“The students have shown considerable resilience and adaptability, and both students and staff have grasped the situation to collaborate to make things work well, and we are in regular contact with each of our postgraduates to ensure that they are managing.”
The faculty has also been able to work to continue to deliver theoretical, scientific and non-clinical aspects of the programmes, and beyond this produced virtual clinical sessions, discussions of previous cases, clinical scenarios and complications, as well as fully analysing developments in each field.
They also made efforts to continue to support and work with those overseas students who have repatriated.
“We do anticipate challenges in the months ahead but are already planning for various scenarios in the next academic year, aiming to help existing students as well as optimising arrangements for our incoming students,” he concludes.
Distance Learning Programmes
The Distance Learning Postgraduate programmes unfortunately had their face-to-face residential programmes either cancelled or shortened. The programme directors made sure that the existing on-line teaching is supplemented by additional recorded material. They are investigating the different options to replace this year’s face-to-face programmes to ensure there is no loss of learning.
It is also highly likely the Distance Learning September examinations will be delivered through an online format. The team are looking at the best way of running these assessments and are currently in discussion with the ITEL (digital learning developers) experts to determine the way ahead.
Like all others, Postgraduate research students are dealing with challenges that they have never faced before, trying to maintain their research and momentum while working remotely, some having travelled home to be with their families. Whether or not students are dependent on laboratory and core facilities, they are maintaining their progress through data analysis, literature reviews, manuscript writing and remote journal clubs which will benefit all students regardless of the stage of their PhD. They are all being expertly managed by their supervisors and colleagues through regular video-conferencing meetings, and postgraduate coordinators are maintaining contact with their students to ensure progress and well-being during these exceptional circumstances.
The faculty held its Postgraduate Research Day virtually. The annual highlight and celebration of PGR student research and experience was showcased over 2 days online. Find out more about that here.
Due to the isolating nature of the lockdown, wellbeing is of particular importance at this time. The faculty has continued to help and support student, utilizing technology to bridge the physical gaps between us. Both Undergraduate and Postgraduate students are being supported by their Personal Tutors, whose help has been much appreciated by the student body.
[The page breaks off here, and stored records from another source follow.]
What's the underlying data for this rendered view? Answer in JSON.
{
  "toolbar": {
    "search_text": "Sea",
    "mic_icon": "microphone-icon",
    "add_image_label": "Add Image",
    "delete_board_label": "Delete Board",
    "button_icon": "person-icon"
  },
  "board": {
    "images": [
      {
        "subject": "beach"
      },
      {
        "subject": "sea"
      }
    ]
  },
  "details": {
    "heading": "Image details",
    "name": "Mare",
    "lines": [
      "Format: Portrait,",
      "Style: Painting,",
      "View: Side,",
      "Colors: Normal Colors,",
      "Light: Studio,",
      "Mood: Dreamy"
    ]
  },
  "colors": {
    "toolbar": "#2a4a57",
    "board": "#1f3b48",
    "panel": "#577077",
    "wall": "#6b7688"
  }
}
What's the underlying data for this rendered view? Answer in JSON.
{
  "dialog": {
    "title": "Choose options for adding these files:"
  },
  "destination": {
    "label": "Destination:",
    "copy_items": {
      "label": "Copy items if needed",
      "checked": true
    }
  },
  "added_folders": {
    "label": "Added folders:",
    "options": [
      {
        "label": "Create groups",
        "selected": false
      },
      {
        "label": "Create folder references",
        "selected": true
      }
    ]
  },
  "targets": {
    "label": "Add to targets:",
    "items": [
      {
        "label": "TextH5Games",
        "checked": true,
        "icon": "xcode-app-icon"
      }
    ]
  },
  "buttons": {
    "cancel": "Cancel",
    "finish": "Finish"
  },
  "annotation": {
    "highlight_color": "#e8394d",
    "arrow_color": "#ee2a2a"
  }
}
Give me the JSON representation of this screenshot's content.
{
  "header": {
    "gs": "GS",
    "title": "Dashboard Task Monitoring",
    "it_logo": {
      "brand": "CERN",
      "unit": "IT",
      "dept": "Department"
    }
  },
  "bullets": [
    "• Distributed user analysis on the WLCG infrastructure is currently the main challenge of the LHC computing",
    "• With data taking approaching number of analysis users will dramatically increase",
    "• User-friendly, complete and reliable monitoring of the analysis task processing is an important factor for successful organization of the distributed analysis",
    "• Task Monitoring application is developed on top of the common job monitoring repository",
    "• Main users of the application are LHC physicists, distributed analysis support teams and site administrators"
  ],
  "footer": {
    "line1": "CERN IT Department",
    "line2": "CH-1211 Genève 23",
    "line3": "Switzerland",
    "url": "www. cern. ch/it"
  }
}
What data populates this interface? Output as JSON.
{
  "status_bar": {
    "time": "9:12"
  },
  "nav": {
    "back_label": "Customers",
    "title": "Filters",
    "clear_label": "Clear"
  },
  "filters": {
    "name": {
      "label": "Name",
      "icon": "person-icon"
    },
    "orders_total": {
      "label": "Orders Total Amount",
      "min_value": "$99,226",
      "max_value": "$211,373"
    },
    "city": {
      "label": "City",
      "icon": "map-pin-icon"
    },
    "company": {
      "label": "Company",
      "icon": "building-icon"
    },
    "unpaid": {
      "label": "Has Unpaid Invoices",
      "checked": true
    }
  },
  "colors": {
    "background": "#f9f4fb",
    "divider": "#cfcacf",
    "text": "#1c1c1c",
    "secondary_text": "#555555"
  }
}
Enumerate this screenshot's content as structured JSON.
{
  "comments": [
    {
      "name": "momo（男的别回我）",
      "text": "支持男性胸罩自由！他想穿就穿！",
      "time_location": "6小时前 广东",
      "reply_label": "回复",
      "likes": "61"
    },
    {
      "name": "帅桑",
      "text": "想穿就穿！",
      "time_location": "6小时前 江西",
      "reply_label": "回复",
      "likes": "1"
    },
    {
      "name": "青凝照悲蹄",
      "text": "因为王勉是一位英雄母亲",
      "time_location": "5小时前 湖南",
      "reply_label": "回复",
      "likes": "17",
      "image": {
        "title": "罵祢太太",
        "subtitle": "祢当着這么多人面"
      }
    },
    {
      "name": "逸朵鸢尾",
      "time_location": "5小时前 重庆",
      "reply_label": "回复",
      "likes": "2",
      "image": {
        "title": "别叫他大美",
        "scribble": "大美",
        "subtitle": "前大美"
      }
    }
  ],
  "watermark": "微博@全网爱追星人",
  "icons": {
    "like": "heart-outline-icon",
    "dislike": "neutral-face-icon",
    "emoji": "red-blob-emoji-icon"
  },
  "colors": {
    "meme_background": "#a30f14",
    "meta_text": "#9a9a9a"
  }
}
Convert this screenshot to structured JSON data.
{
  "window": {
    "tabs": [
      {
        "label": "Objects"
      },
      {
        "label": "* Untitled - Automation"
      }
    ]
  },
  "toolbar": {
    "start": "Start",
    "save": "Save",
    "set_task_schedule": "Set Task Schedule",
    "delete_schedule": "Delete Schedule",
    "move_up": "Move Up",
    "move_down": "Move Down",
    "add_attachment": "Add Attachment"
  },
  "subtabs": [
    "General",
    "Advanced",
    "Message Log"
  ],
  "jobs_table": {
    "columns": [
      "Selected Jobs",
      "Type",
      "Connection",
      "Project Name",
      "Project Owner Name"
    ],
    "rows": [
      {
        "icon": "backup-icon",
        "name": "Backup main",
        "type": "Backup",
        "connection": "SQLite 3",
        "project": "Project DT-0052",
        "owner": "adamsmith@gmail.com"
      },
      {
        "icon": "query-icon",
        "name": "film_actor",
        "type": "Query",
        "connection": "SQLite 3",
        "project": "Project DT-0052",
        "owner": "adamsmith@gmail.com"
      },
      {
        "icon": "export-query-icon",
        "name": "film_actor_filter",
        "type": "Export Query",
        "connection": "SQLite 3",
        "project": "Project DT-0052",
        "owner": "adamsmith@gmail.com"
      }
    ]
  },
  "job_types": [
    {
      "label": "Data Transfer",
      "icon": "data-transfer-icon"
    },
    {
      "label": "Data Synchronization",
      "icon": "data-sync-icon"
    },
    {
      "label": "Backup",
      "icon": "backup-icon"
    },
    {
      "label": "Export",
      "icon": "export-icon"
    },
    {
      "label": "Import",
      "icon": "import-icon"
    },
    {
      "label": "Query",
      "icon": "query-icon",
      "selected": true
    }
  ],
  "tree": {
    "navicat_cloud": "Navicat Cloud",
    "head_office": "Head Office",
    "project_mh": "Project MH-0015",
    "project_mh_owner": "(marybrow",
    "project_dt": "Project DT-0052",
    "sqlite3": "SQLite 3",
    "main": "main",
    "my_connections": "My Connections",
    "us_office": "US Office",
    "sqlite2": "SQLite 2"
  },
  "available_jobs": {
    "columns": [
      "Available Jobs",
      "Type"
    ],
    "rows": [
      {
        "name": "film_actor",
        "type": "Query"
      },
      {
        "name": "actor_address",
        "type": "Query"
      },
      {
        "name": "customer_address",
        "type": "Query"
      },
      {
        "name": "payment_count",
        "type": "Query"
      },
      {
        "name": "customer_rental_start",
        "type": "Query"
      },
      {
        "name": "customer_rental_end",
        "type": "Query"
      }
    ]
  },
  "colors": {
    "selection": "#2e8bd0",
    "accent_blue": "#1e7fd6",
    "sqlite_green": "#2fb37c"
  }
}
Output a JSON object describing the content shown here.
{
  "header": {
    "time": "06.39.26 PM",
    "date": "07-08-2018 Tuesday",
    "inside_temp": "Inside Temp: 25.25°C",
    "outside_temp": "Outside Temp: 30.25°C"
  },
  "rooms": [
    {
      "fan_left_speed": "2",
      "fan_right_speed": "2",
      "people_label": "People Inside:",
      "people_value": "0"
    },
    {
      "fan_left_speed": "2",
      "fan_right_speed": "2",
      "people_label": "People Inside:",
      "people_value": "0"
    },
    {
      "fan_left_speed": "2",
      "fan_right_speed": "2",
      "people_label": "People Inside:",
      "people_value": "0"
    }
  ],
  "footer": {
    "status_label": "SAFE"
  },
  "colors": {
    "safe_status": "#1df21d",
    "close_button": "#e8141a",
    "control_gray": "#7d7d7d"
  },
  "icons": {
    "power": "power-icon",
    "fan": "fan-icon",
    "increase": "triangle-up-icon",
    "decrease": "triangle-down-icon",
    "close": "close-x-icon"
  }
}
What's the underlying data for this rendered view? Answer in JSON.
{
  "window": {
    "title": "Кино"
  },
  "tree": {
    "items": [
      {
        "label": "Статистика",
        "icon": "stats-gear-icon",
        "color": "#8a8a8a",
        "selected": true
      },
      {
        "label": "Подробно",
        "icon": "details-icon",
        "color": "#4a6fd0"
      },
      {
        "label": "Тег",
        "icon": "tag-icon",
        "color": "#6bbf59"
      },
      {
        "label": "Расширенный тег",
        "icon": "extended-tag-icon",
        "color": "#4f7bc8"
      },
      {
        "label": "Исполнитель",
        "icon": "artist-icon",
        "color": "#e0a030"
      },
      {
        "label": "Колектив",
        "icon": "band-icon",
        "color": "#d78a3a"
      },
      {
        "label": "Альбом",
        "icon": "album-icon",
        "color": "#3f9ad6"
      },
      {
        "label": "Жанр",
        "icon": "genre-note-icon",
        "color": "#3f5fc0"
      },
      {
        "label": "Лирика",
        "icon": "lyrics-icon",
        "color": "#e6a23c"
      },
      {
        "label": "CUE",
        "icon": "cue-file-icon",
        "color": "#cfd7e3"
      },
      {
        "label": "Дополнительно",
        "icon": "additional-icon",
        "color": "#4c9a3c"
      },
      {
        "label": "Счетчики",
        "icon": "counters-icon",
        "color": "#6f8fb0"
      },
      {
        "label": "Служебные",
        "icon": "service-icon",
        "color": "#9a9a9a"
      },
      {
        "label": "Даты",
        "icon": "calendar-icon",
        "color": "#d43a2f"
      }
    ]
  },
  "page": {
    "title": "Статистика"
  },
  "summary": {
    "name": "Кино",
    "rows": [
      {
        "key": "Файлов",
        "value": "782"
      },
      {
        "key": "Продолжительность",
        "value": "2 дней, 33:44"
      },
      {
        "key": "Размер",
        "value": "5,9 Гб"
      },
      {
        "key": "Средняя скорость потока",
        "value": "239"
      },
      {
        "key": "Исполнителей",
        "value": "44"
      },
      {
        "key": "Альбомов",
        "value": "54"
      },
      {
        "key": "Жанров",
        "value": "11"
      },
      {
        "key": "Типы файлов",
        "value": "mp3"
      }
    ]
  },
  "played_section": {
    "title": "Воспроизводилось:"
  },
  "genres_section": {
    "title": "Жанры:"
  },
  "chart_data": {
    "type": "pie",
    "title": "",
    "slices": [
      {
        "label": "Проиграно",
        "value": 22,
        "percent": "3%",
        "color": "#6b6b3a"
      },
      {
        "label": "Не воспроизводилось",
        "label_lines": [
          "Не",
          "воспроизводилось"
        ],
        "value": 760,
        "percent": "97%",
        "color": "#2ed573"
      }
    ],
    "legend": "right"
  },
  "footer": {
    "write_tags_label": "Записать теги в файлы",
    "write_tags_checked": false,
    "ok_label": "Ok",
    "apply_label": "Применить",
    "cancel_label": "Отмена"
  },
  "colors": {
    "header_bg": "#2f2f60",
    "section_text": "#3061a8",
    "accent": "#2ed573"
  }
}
The 7 Senior Personal Tutors introduced last year are ensuring that consistent messages are delivered to both tutors and students. We have been targeting the DPMGs', many of whom are now on the front line as well, as our overseas students that are still in Halls of Residence here in the UK.
We are working closely with the Student Counselling services to help provide signposts to wellbeing initiatives, as well as continuing to deliver counselling to students in need.
Weekly meetings are held between the Dean for Education, the Director of Student Welfare and the Chair and Vice Chair of the Dental Student Council, who collate questions and feedback from students across all years. Answers to these questions have been shared with the entire student body to ensure all feedback is acted on quickly.
Finally, a new virtual buddy scheme for all students has been established. Students who signed up to take part have been paired with a buddy, and encouraged to meet regularly for exercise, joint activities, or just for a chat.